START EXCERPTED DATA
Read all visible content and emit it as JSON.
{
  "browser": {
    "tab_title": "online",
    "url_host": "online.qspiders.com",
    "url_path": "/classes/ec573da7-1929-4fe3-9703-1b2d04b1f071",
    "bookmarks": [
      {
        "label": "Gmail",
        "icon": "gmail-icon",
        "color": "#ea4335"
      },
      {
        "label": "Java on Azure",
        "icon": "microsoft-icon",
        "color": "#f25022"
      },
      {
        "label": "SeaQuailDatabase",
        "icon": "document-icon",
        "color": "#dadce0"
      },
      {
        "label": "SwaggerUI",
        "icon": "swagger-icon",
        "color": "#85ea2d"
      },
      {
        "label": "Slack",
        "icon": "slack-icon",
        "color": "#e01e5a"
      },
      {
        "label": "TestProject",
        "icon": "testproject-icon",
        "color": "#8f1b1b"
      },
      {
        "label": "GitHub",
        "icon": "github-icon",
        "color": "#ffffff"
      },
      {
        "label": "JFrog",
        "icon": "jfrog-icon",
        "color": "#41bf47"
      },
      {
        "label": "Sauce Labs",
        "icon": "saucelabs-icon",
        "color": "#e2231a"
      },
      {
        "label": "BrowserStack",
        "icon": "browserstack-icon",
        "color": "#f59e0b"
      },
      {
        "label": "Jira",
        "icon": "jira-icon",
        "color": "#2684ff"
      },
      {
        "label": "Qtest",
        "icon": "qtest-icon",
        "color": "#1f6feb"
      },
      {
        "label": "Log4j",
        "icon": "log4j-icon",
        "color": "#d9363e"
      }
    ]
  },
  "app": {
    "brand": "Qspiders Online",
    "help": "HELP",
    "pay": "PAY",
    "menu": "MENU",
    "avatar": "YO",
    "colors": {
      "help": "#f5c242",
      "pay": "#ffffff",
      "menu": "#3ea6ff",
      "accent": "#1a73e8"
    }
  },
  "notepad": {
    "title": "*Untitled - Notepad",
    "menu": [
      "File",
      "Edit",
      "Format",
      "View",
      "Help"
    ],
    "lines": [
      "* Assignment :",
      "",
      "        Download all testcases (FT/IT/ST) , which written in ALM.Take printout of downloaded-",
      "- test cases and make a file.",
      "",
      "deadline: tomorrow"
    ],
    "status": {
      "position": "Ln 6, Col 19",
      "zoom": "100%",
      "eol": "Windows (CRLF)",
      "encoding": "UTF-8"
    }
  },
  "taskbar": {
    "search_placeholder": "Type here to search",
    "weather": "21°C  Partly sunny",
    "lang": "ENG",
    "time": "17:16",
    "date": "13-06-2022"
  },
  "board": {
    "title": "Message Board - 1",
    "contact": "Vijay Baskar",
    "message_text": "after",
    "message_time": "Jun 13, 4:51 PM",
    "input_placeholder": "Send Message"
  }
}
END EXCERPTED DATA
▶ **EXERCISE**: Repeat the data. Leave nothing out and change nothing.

▶ **FINISHED TASK**:
Read all visible content and emit it as JSON.
{
  "browser": {
    "tab_title": "online",
    "url_host": "online.qspiders.com",
    "url_path": "/classes/ec573da7-1929-4fe3-9703-1b2d04b1f071",
    "bookmarks": [
      {
        "label": "Gmail",
        "icon": "gmail-icon",
        "color": "#ea4335"
      },
      {
        "label": "Java on Azure",
        "icon": "microsoft-icon",
        "color": "#f25022"
      },
      {
        "label": "SeaQuailDatabase",
        "icon": "document-icon",
        "color": "#dadce0"
      },
      {
        "label": "SwaggerUI",
        "icon": "swagger-icon",
        "color": "#85ea2d"
      },
      {
        "label": "Slack",
        "icon": "slack-icon",
        "color": "#e01e5a"
      },
      {
        "label": "TestProject",
        "icon": "testproject-icon",
        "color": "#8f1b1b"
      },
      {
        "label": "GitHub",
        "icon": "github-icon",
        "color": "#ffffff"
      },
      {
        "label": "JFrog",
        "icon": "jfrog-icon",
        "color": "#41bf47"
      },
      {
        "label": "Sauce Labs",
        "icon": "saucelabs-icon",
        "color": "#e2231a"
      },
      {
        "label": "BrowserStack",
        "icon": "browserstack-icon",
        "color": "#f59e0b"
      },
      {
        "label": "Jira",
        "icon": "jira-icon",
        "color": "#2684ff"
      },
      {
        "label": "Qtest",
        "icon": "qtest-icon",
        "color": "#1f6feb"
      },
      {
        "label": "Log4j",
        "icon": "log4j-icon",
        "color": "#d9363e"
      }
    ]
  },
  "app": {
    "brand": "Qspiders Online",
    "help": "HELP",
    "pay": "PAY",
    "menu": "MENU",
    "avatar": "YO",
    "colors": {
      "help": "#f5c242",
      "pay": "#ffffff",
      "menu": "#3ea6ff",
      "accent": "#1a73e8"
    }
  },
  "notepad": {
    "title": "*Untitled - Notepad",
    "menu": [
      "File",
      "Edit",
      "Format",
      "View",
      "Help"
    ],
    "lines": [
      "* Assignment :",
      "",
      "        Download all testcases (FT/IT/ST) , which written in ALM.Take printout of downloaded-",
      "- test cases and make a file.",
      "",
      "deadline: tomorrow"
    ],
    "status": {
      "position": "Ln 6, Col 19",
      "zoom": "100%",
      "eol": "Windows (CRLF)",
      "encoding": "UTF-8"
    }
  },
  "taskbar": {
    "search_placeholder": "Type here to search",
    "weather": "21°C  Partly sunny",
    "lang": "ENG",
    "time": "17:16",
    "date": "13-06-2022"
  },
  "board": {
    "title": "Message Board - 1",
    "contact": "Vijay Baskar",
    "message_text": "after",
    "message_time": "Jun 13, 4:51 PM",
    "input_placeholder": "Send Message"
  }
}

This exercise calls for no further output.